Dogs, therefore, were only to be kept for watching herds or for hunting. Abu Hurairah's tradition reads as follows:
In this hadith we find that dogs who look after fields were to be spared in addition to those serving the other two purposes mentioned by Ibn Umar. The tradition has an interesting addendum: "Zuhri said: The words of Abu Huraira (Allah be pleased with him) were conveyed to Ibn Umar who said: May Allah have mercy on Abu Huraira; he owned a field" (Sahih Muslim, op. cit.). Quite clearly Ibn Umar believed that Abu Hurairah had forged the permission to preserve dogs who looked after fields to protect his own vested interests. As a Western writer says, "A better illustration of the underlying motive of some hadith can hardly be found" (Guillaume, The Traditions of Islam, p.78).
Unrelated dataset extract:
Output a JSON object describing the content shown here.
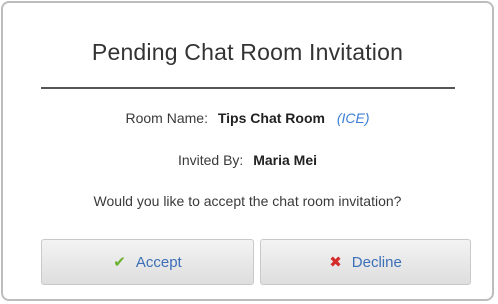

The orthodox scholars of Islam, who regard the six major works as authentic, naturally do not wish to query the genuineness of Abu Hurairah's traditions, making up, as they do such a large part of the tradition literature. One writer, aware of the weaknesses attributed to him, assesses his contribution as follows:
One of the most significant features of his traditions the emphasis on the esoteric side of Muhammad's experiences. While most of the hadith are principally juristic, many relate to the subjective side of religious experience and of these Abu Hurairah is invariably the original transmitter.
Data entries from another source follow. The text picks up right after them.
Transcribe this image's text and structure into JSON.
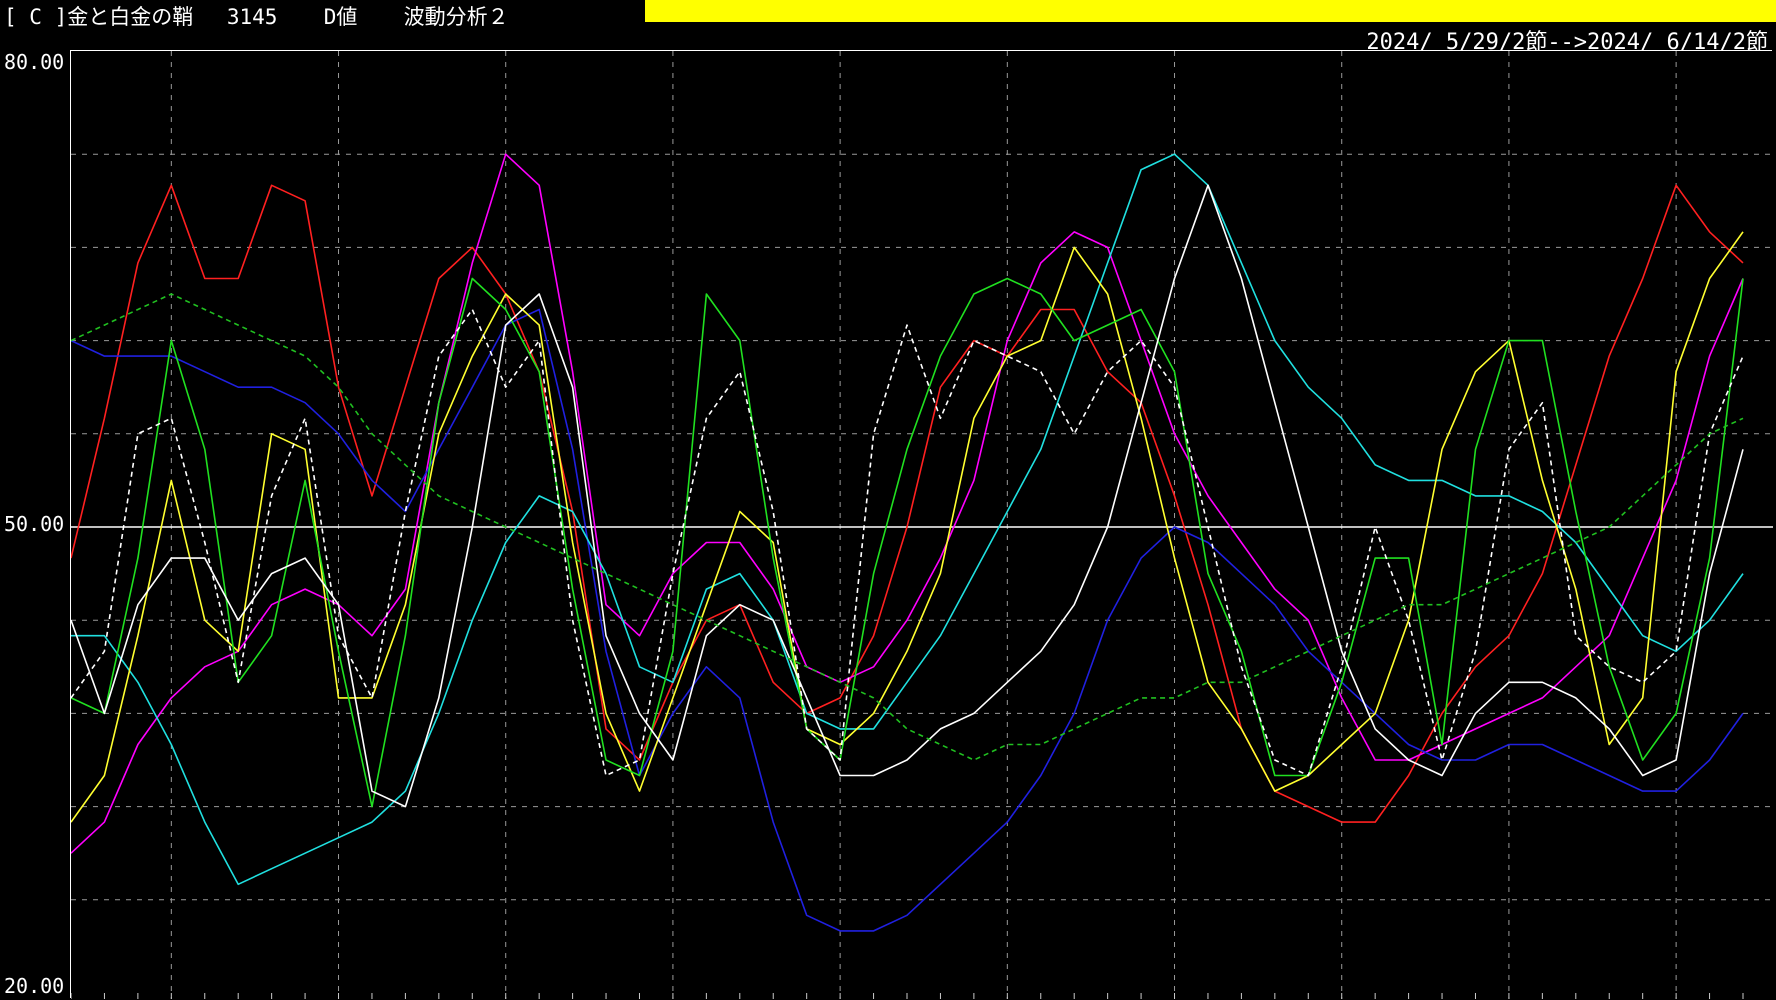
{
  "header": {
    "title": "[ C ]金と白金の鞘　 3145 　 D値 　 波動分析２",
    "date_range": "2024/ 5/29/2節-->2024/ 6/14/2節",
    "accent_bar_color": "#ffff00"
  },
  "chart_data": {
    "type": "line",
    "title": "",
    "xlabel": "",
    "ylabel": "",
    "ylim": [
      20,
      80
    ],
    "y_tick_labels": [
      "80.00",
      "50.00",
      "20.00"
    ],
    "reference_line": 50,
    "grid": true,
    "grid_style": "dashed",
    "x": [
      0,
      1,
      2,
      3,
      4,
      5,
      6,
      7,
      8,
      9,
      10,
      11,
      12,
      13,
      14,
      15,
      16,
      17,
      18,
      19,
      20,
      21,
      22,
      23,
      24,
      25,
      26,
      27,
      28,
      29,
      30,
      31,
      32,
      33,
      34,
      35,
      36,
      37,
      38,
      39,
      40,
      41,
      42,
      43,
      44,
      45,
      46,
      47,
      48,
      49,
      50
    ],
    "series": [
      {
        "color": "#ff2020",
        "dashed": false,
        "values": [
          48,
          57,
          67,
          72,
          66,
          66,
          72,
          71,
          59,
          52,
          59,
          66,
          68,
          65,
          60,
          51,
          37,
          35,
          40,
          44,
          45,
          40,
          38,
          39,
          43,
          50,
          59,
          62,
          61,
          64,
          64,
          60,
          58,
          52,
          45,
          37,
          33,
          32,
          31,
          31,
          34,
          38,
          41,
          43,
          47,
          54,
          61,
          66,
          72,
          69,
          67
        ]
      },
      {
        "color": "#ff00ff",
        "dashed": false,
        "values": [
          29,
          31,
          36,
          39,
          41,
          42,
          45,
          46,
          45,
          43,
          46,
          58,
          67,
          74,
          72,
          60,
          45,
          43,
          47,
          49,
          49,
          46,
          41,
          40,
          41,
          44,
          48,
          53,
          62,
          67,
          69,
          68,
          62,
          56,
          52,
          49,
          46,
          44,
          39,
          35,
          35,
          36,
          37,
          38,
          39,
          41,
          43,
          48,
          53,
          61,
          66
        ]
      },
      {
        "color": "#2020e0",
        "dashed": false,
        "values": [
          62,
          61,
          61,
          61,
          60,
          59,
          59,
          58,
          56,
          53,
          51,
          55,
          59,
          63,
          64,
          55,
          42,
          34,
          38,
          41,
          39,
          31,
          25,
          24,
          24,
          25,
          27,
          29,
          31,
          34,
          38,
          44,
          48,
          50,
          49,
          47,
          45,
          42,
          40,
          38,
          36,
          35,
          35,
          36,
          36,
          35,
          34,
          33,
          33,
          35,
          38
        ]
      },
      {
        "color": "#20e0e0",
        "dashed": false,
        "values": [
          43,
          43,
          40,
          36,
          31,
          27,
          28,
          29,
          30,
          31,
          33,
          38,
          44,
          49,
          52,
          51,
          47,
          41,
          40,
          46,
          47,
          44,
          38,
          37,
          37,
          40,
          43,
          47,
          51,
          55,
          61,
          67,
          73,
          74,
          72,
          67,
          62,
          59,
          57,
          54,
          53,
          53,
          52,
          52,
          51,
          49,
          46,
          43,
          42,
          44,
          47
        ]
      },
      {
        "color": "#ffff30",
        "dashed": false,
        "values": [
          31,
          34,
          43,
          53,
          44,
          42,
          56,
          55,
          39,
          39,
          45,
          56,
          61,
          65,
          63,
          49,
          38,
          33,
          39,
          45,
          51,
          49,
          37,
          36,
          38,
          42,
          47,
          57,
          61,
          62,
          68,
          65,
          57,
          48,
          40,
          37,
          33,
          34,
          36,
          38,
          44,
          55,
          60,
          62,
          53,
          46,
          36,
          39,
          60,
          66,
          69
        ]
      },
      {
        "color": "#20e020",
        "dashed": false,
        "values": [
          39,
          38,
          48,
          62,
          55,
          40,
          43,
          53,
          42,
          32,
          43,
          58,
          66,
          64,
          60,
          46,
          35,
          34,
          42,
          65,
          62,
          48,
          37,
          35,
          47,
          55,
          61,
          65,
          66,
          65,
          62,
          63,
          64,
          60,
          47,
          42,
          34,
          34,
          40,
          48,
          48,
          36,
          55,
          62,
          62,
          51,
          41,
          35,
          38,
          48,
          66
        ]
      },
      {
        "color": "#ffffff",
        "dashed": false,
        "values": [
          44,
          38,
          45,
          48,
          48,
          44,
          47,
          48,
          45,
          33,
          32,
          39,
          50,
          63,
          65,
          59,
          43,
          38,
          35,
          43,
          45,
          44,
          39,
          34,
          34,
          35,
          37,
          38,
          40,
          42,
          45,
          50,
          58,
          66,
          72,
          66,
          58,
          50,
          42,
          37,
          35,
          34,
          38,
          40,
          40,
          39,
          37,
          34,
          35,
          47,
          55
        ]
      },
      {
        "color": "#ffffff",
        "dashed": true,
        "values": [
          39,
          42,
          56,
          57,
          49,
          40,
          52,
          57,
          43,
          39,
          51,
          61,
          64,
          59,
          62,
          44,
          34,
          35,
          47,
          57,
          60,
          51,
          37,
          35,
          56,
          63,
          57,
          62,
          61,
          60,
          56,
          60,
          62,
          59,
          50,
          41,
          35,
          34,
          41,
          50,
          44,
          35,
          42,
          55,
          58,
          43,
          41,
          40,
          42,
          56,
          61
        ]
      },
      {
        "color": "#20c020",
        "dashed": true,
        "values": [
          62,
          63,
          64,
          65,
          64,
          63,
          62,
          61,
          59,
          56,
          54,
          52,
          51,
          50,
          49,
          48,
          47,
          46,
          45,
          44,
          43,
          42,
          41,
          40,
          39,
          37,
          36,
          35,
          36,
          36,
          37,
          38,
          39,
          39,
          40,
          40,
          41,
          42,
          43,
          44,
          45,
          45,
          46,
          47,
          48,
          49,
          50,
          52,
          54,
          56,
          57
        ]
      }
    ]
  }
}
The same writer draws a poignant conclusion: "The transformation of Mohammed in men's minds from the character of statesman and warrior to that of saint and philanthropist is due in the main to the inventions of Abu Hurairah, the first Traditionalist" (Margoliouth, op.cit., p.353). If such traditions had been fairly widespread among the earliest transmitters, one would be inclined to treat them more seriously but, coming as they do chiefly from one source, one cannot help being somewhat sceptical. Furthermore it is very significant that the author of most of the traditions should be regarded as the least reliable authority as this has serious omens for the tradition literature as a whole.
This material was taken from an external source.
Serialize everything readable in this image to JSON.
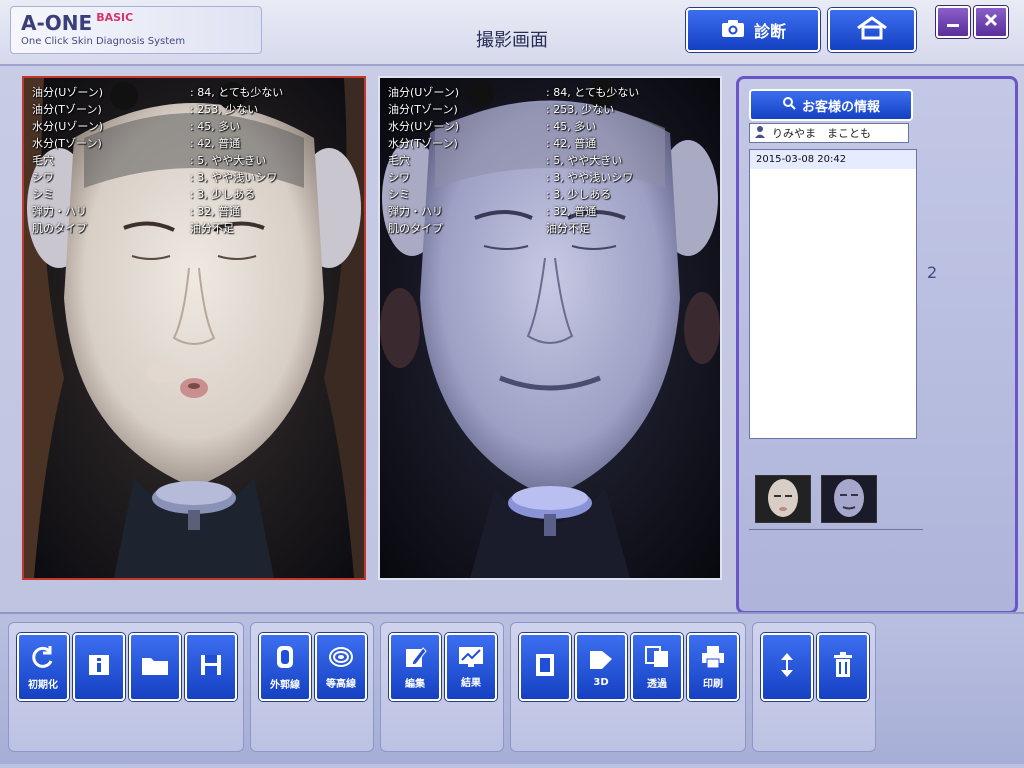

In some of the other collections of Hadith of far less authority it is recorded that the caliph Umar threatened to exile Abu Hurairah if he did not refrain from transmitting hadith, deliberately accusing him of telling lies in Muhammad's name. Whether these traditions are true or not cannot be established. One thing is clear, however, and that is that the criticism of Abu Hurairah's traditions does tend to reflect negatively on the authenticity of the Hadith literature as a whole.
In conclusion it may be said that there is no certain way of testing which traditions are genuine and which are not, but from the examples given in this chapter it is quite apparent that many, even in the main works regarded as authentic by the Muslims, prove to be spurious upon critical examination. On the other hand a large proportion must be true and one is inclined to treat hadith that are principally historical in character as probably genuine to one degree or another. A question-mark must, however, hang over those that are more consistent with the developed fiqh of Islam, those that glorify Muhammad beyond the image presented in the Qur'an, and those that show evidences of being drawn from the records of other religions.
Muhammad and the Religion of Islam: Table of Contents